As “by one Spirit we were all baptized,” so we are also “made to drink of one Spirit.” (1 Cor 12:13) Thus the Spirit is also personally the living water welling up from Christ crucified (Jn 19:34; 1 Jn 5:8) as its source and welling up in us to eternal life. (Cf. Jn 4:10-14; 7:38; Ex 17:1-6; Isa 55:1; Zech 14:8; 1 Cor 10:4; Rev 21:6; 22:17)
The cloud is used as a symbol of the Holy Spirit because clouds provide life-giving water. In the Old Testament, God often leads his people with a cloud or appears to them in a cloud. (Exodus 16:10) The image of a cloud is often combined with the image of light to symbolize the God who is hidden and mysterious but also revealing and luminous.
Anointing with oil is a symbol of the Holy Spirit’s uniting us with Jesus, the Messiah, the Anointed One. (Acts of the Apostles 10:38; 1 John 2:20-27)
Official documents in the past (Nehemiah 9:38; Esther 8:8), and some documents today, were sealed with hot wax. Then an imprint was made on the wax with the official seal of the person sending the document. In a similar way, we are “sealed” by the Holy Spirit to show that we are forever part of God’s family. (Song of Songs 8:6; John 6:27)

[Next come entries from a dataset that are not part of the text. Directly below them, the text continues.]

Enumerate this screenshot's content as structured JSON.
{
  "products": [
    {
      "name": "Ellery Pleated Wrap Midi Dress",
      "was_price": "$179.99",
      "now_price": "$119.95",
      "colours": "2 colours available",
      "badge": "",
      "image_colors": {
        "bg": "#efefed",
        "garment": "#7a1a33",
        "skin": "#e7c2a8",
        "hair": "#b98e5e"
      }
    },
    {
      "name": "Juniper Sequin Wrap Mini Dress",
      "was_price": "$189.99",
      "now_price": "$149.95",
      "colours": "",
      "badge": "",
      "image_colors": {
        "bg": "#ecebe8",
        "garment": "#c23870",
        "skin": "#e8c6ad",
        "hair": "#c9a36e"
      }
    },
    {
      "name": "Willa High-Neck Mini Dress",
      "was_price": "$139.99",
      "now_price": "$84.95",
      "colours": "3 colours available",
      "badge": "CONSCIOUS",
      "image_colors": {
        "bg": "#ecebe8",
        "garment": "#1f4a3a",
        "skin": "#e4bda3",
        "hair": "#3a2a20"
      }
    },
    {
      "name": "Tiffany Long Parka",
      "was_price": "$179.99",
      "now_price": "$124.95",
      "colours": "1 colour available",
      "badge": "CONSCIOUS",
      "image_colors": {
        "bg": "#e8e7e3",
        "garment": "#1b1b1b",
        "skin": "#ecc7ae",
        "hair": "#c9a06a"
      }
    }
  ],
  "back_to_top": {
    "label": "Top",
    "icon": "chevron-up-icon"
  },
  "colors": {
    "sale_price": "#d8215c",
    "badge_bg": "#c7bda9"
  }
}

If you were to draw a representation of the Holy Spirit, what would it look like? What would be your reasoning for drawing the Holy Spirit that way?